Holiday décor is hanging around; radio stations are playing seasonal music; and mall Santas everywhere are back on the grind. Yes, it’s beginning to look a lot like Christmas. As advocates for American manufacturing, PMG wants to encourage everyone to consider what they’re buying and where it’s from this gift giving season.
Did you know December is National Made in America Month? President Ronald Reagan’s proclamation made it so in 1985. Yet, every year, as our total average spending has increased during the season, our percentage of dollars spent on American made goods has decreased.
According to the National Retail Federation, the average American’s seasonal spending will approach $1,000 in 2019. That’s close to a 4% increase compared to just two years ago. It’s not just gifts and food that are driving that number either. Americans will spend over $200 per person this year on holiday decorations alone.
Total seasonal retail sales could gross over 700 billion dollars in just 2019. That’s more than 70% of the way to one trillion dollars! Some estimates say that keeping all of that money domestically could create over 4 million jobs in the USA. If this seems unattainable, however, experts recommend starting small.
A recent report by ABC’s World News suggests that if Americans each spent a mere $64 of their personal annual holiday budget on goods made in the USA this year, it would create nearly a quarter million domestic jobs alone. In December 2018, just over 300,000 jobs were created across the ENTIRE American economy, meaning we could collectively DOUBLE national job creation for the month by putting just a little forethought into how we spend $64 individually. Amazing!
If you’d like to help grow this economy while crossing off your gift list this holiday season, we’ve found five great Made in America gift lists where you can start your search.
If you’re still wondering why this topic even matters, here’s a link to 10 reasons to shop American made goods from the Made in America Movement.

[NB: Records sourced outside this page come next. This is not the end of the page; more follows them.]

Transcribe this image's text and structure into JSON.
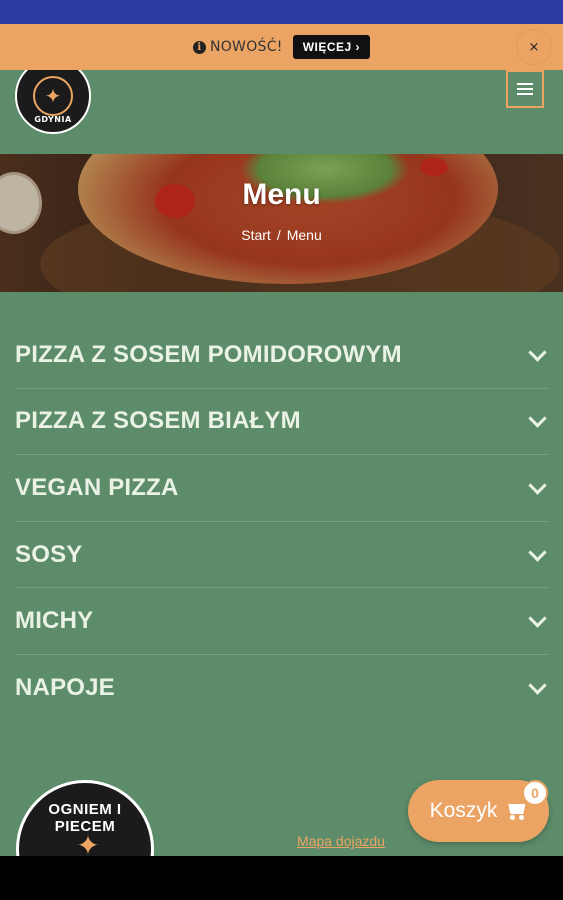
{
  "notice": {
    "text": "NOWOŚĆ!",
    "more_label": "WIĘCEJ ›",
    "close_label": "×"
  },
  "header": {
    "logo_text": "GDYNIA"
  },
  "hero": {
    "title": "Menu",
    "breadcrumb": {
      "home": "Start",
      "separator": "/",
      "current": "Menu"
    }
  },
  "categories": [
    {
      "label": "PIZZA Z SOSEM POMIDOROWYM"
    },
    {
      "label": "PIZZA Z SOSEM BIAŁYM"
    },
    {
      "label": "VEGAN PIZZA"
    },
    {
      "label": "SOSY"
    },
    {
      "label": "MICHY"
    },
    {
      "label": "NAPOJE"
    }
  ],
  "footer": {
    "logo_text": "OGNIEM I PIECEM",
    "map_link": "Mapa dojazdu"
  },
  "cart": {
    "label": "Koszyk",
    "count": "0"
  },
  "colors": {
    "status_bar": "#2c3aa3",
    "accent": "#eba463",
    "page_bg": "#5d8c6a",
    "text_light": "#eaf2e5"
  }
}
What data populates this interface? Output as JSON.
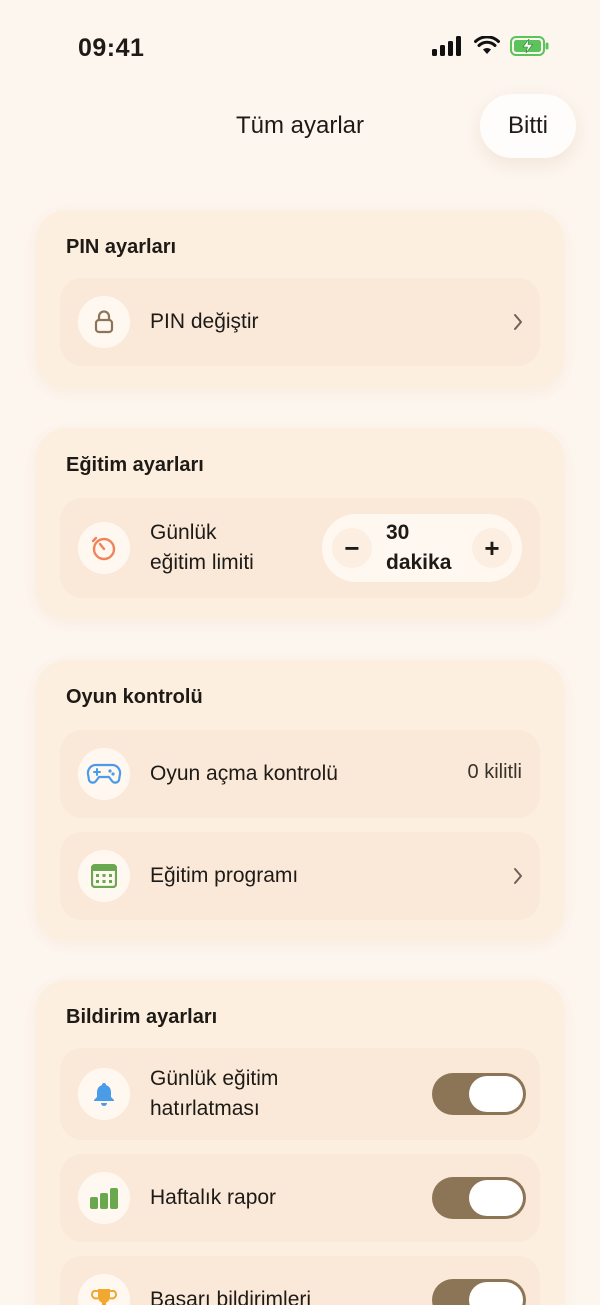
{
  "status_bar": {
    "time": "09:41"
  },
  "header": {
    "title": "Tüm ayarlar",
    "done_label": "Bitti"
  },
  "pin_section": {
    "title": "PIN ayarları",
    "change_pin_label": "PIN değiştir"
  },
  "education_section": {
    "title": "Eğitim ayarları",
    "daily_limit_label_line1": "Günlük",
    "daily_limit_label_line2": "eğitim limiti",
    "limit_value": "30",
    "limit_unit": "dakika",
    "minus": "−",
    "plus": "+"
  },
  "game_section": {
    "title": "Oyun kontrolü",
    "game_unlock_label": "Oyun açma kontrolü",
    "game_unlock_status": "0 kilitli",
    "program_label": "Eğitim programı"
  },
  "notification_section": {
    "title": "Bildirim ayarları",
    "daily_reminder_line1": "Günlük eğitim",
    "daily_reminder_line2": "hatırlatması",
    "weekly_report_label": "Haftalık rapor",
    "achievements_label": "Başarı bildirimleri",
    "daily_reminder_on": true,
    "weekly_report_on": true,
    "achievements_on": true
  },
  "colors": {
    "background": "#fdf6ef",
    "card": "#fdefdf",
    "row": "#fae9d9",
    "toggle_on": "#8c7457"
  }
}
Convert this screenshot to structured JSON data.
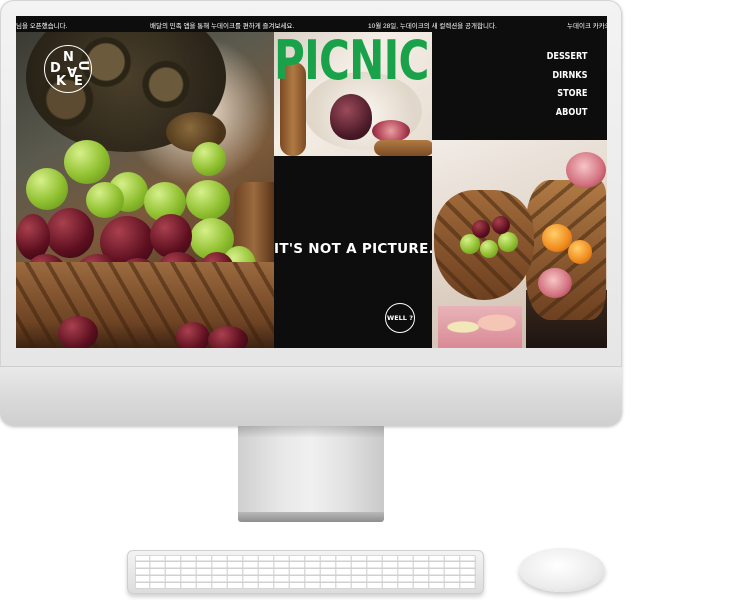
{
  "ticker": [
    "님을 오픈했습니다.",
    "배달의 민족 앱을 통해 누데이크를 편하게 즐겨보세요.",
    "10월 28일, 누데이크의 새 컬렉션을 공개합니다.",
    "누데이크 카카오"
  ],
  "logo": {
    "letters": [
      "N",
      "U",
      "D",
      "A",
      "K",
      "E"
    ]
  },
  "hero": {
    "title": "PICNIC",
    "title_color": "#1aa24a",
    "tagline": "IT'S NOT A PICTURE.",
    "cta_label": "WELL ?"
  },
  "nav": {
    "items": [
      "DESSERT",
      "DIRNKS",
      "STORE",
      "ABOUT"
    ]
  },
  "images": {
    "left": "turtle-grapes-basket-photo",
    "picnic": "fig-plate-photo",
    "bowl": "fruit-bowl-photo"
  }
}
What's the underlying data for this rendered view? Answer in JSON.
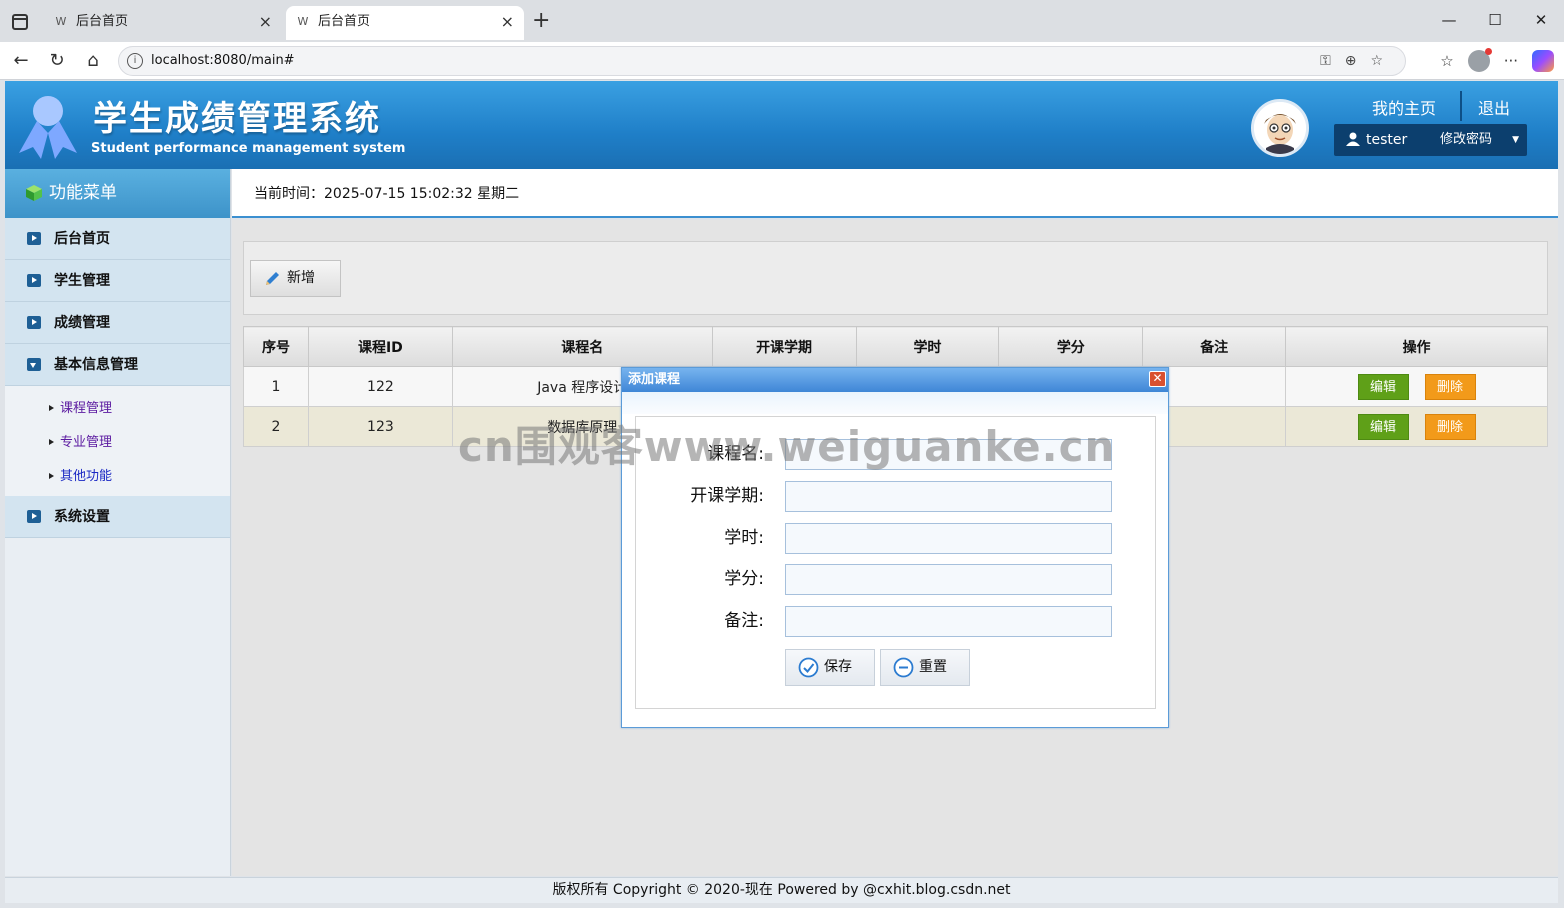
{
  "browser": {
    "tabs": [
      {
        "title": "后台首页",
        "favicon": "W"
      },
      {
        "title": "后台首页",
        "favicon": "W"
      }
    ],
    "url": "localhost:8080/main#"
  },
  "header": {
    "title": "学生成绩管理系统",
    "subtitle": "Student performance management system",
    "links": {
      "home": "我的主页",
      "logout": "退出"
    },
    "user": {
      "name": "tester",
      "change_password": "修改密码"
    }
  },
  "sidebar": {
    "title": "功能菜单",
    "items": [
      {
        "label": "后台首页"
      },
      {
        "label": "学生管理"
      },
      {
        "label": "成绩管理"
      },
      {
        "label": "基本信息管理"
      },
      {
        "label": "系统设置"
      }
    ],
    "sub_items": [
      {
        "label": "课程管理"
      },
      {
        "label": "专业管理"
      },
      {
        "label": "其他功能"
      }
    ]
  },
  "timebar": {
    "text": "当前时间：2025-07-15 15:02:32 星期二"
  },
  "toolbar": {
    "add_label": "新增"
  },
  "table": {
    "columns": [
      "序号",
      "课程ID",
      "课程名",
      "开课学期",
      "学时",
      "学分",
      "备注",
      "操作"
    ],
    "rows": [
      {
        "index": "1",
        "id": "122",
        "name": "Java 程序设计",
        "term": "",
        "hours": "",
        "credit": "",
        "remark": ""
      },
      {
        "index": "2",
        "id": "123",
        "name": "数据库原理",
        "term": "",
        "hours": "",
        "credit": "",
        "remark": ""
      }
    ],
    "edit_label": "编辑",
    "delete_label": "删除"
  },
  "dialog": {
    "title": "添加课程",
    "fields": [
      {
        "label": "课程名:",
        "value": ""
      },
      {
        "label": "开课学期:",
        "value": ""
      },
      {
        "label": "学时:",
        "value": ""
      },
      {
        "label": "学分:",
        "value": ""
      },
      {
        "label": "备注:",
        "value": ""
      }
    ],
    "save_label": "保存",
    "reset_label": "重置"
  },
  "watermark": "cn围观客www.weiguanke.cn",
  "footer": {
    "text": "版权所有 Copyright © 2020-现在 Powered by @cxhit.blog.csdn.net"
  },
  "colors": {
    "header_blue": "#1f7fc8",
    "edit_green": "#5fa018",
    "delete_orange": "#f29a1a"
  }
}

Josh Erickson, ReTool & Technical Solutions Associate
For more information about manufacturing, check out our post Not Our Fathers’ Factories: Manufacturing Truths